* **What you will do**
Output all records below verbatim.

* **Record excerpts**
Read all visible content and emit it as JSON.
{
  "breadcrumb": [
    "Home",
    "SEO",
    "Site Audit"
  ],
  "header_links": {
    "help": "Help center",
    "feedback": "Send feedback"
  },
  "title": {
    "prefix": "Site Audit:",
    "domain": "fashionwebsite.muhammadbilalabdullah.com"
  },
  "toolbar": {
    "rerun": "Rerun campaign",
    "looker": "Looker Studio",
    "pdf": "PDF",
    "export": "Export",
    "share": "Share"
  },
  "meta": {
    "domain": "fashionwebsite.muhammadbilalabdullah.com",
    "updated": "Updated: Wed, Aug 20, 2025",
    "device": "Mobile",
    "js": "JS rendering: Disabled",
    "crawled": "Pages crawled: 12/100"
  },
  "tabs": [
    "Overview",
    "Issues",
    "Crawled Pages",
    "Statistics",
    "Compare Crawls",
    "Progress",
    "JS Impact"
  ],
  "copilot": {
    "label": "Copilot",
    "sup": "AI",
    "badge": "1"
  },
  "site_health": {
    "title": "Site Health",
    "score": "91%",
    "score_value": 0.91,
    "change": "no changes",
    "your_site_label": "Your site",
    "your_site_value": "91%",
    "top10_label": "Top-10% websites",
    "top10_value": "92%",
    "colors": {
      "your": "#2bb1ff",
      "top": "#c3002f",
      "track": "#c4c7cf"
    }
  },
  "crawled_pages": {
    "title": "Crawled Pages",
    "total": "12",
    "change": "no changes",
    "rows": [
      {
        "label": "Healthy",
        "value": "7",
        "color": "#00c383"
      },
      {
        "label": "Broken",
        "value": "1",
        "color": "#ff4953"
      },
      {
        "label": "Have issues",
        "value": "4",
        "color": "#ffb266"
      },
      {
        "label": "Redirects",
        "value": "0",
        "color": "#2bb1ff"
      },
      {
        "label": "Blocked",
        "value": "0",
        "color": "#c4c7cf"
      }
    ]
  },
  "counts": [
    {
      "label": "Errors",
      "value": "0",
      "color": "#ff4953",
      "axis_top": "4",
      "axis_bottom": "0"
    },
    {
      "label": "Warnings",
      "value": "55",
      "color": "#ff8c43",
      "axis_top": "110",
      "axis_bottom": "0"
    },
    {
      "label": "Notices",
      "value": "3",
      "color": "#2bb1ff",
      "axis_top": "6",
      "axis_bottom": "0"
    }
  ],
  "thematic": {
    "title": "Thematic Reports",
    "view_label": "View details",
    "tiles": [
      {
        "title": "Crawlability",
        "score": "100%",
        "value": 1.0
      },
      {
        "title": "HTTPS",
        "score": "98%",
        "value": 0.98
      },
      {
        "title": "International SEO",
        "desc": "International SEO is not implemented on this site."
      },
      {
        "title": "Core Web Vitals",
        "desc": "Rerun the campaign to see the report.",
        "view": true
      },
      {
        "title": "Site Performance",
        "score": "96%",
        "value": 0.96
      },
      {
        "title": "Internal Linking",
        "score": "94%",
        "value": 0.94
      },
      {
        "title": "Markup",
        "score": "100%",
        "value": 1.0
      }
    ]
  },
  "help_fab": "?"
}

* **Solved exercise**
Read all visible content and emit it as JSON.
{
  "breadcrumb": [
    "Home",
    "SEO",
    "Site Audit"
  ],
  "header_links": {
    "help": "Help center",
    "feedback": "Send feedback"
  },
  "title": {
    "prefix": "Site Audit:",
    "domain": "fashionwebsite.muhammadbilalabdullah.com"
  },
  "toolbar": {
    "rerun": "Rerun campaign",
    "looker": "Looker Studio",
    "pdf": "PDF",
    "export": "Export",
    "share": "Share"
  },
  "meta": {
    "domain": "fashionwebsite.muhammadbilalabdullah.com",
    "updated": "Updated: Wed, Aug 20, 2025",
    "device": "Mobile",
    "js": "JS rendering: Disabled",
    "crawled": "Pages crawled: 12/100"
  },
  "tabs": [
    "Overview",
    "Issues",
    "Crawled Pages",
    "Statistics",
    "Compare Crawls",
    "Progress",
    "JS Impact"
  ],
  "copilot": {
    "label": "Copilot",
    "sup": "AI",
    "badge": "1"
  },
  "site_health": {
    "title": "Site Health",
    "score": "91%",
    "score_value": 0.91,
    "change": "no changes",
    "your_site_label": "Your site",
    "your_site_value": "91%",
    "top10_label": "Top-10% websites",
    "top10_value": "92%",
    "colors": {
      "your": "#2bb1ff",
      "top": "#c3002f",
      "track": "#c4c7cf"
    }
  },
  "crawled_pages": {
    "title": "Crawled Pages",
    "total": "12",
    "change": "no changes",
    "rows": [
      {
        "label": "Healthy",
        "value": "7",
        "color": "#00c383"
      },
      {
        "label": "Broken",
        "value": "1",
        "color": "#ff4953"
      },
      {
        "label": "Have issues",
        "value": "4",
        "color": "#ffb266"
      },
      {
        "label": "Redirects",
        "value": "0",
        "color": "#2bb1ff"
      },
      {
        "label": "Blocked",
        "value": "0",
        "color": "#c4c7cf"
      }
    ]
  },
  "counts": [
    {
      "label": "Errors",
      "value": "0",
      "color": "#ff4953",
      "axis_top": "4",
      "axis_bottom": "0"
    },
    {
      "label": "Warnings",
      "value": "55",
      "color": "#ff8c43",
      "axis_top": "110",
      "axis_bottom": "0"
    },
    {
      "label": "Notices",
      "value": "3",
      "color": "#2bb1ff",
      "axis_top": "6",
      "axis_bottom": "0"
    }
  ],
  "thematic": {
    "title": "Thematic Reports",
    "view_label": "View details",
    "tiles": [
      {
        "title": "Crawlability",
        "score": "100%",
        "value": 1.0
      },
      {
        "title": "HTTPS",
        "score": "98%",
        "value": 0.98
      },
      {
        "title": "International SEO",
        "desc": "International SEO is not implemented on this site."
      },
      {
        "title": "Core Web Vitals",
        "desc": "Rerun the campaign to see the report.",
        "view": true
      },
      {
        "title": "Site Performance",
        "score": "96%",
        "value": 0.96
      },
      {
        "title": "Internal Linking",
        "score": "94%",
        "value": 0.94
      },
      {
        "title": "Markup",
        "score": "100%",
        "value": 1.0
      }
    ]
  },
  "help_fab": "?"
}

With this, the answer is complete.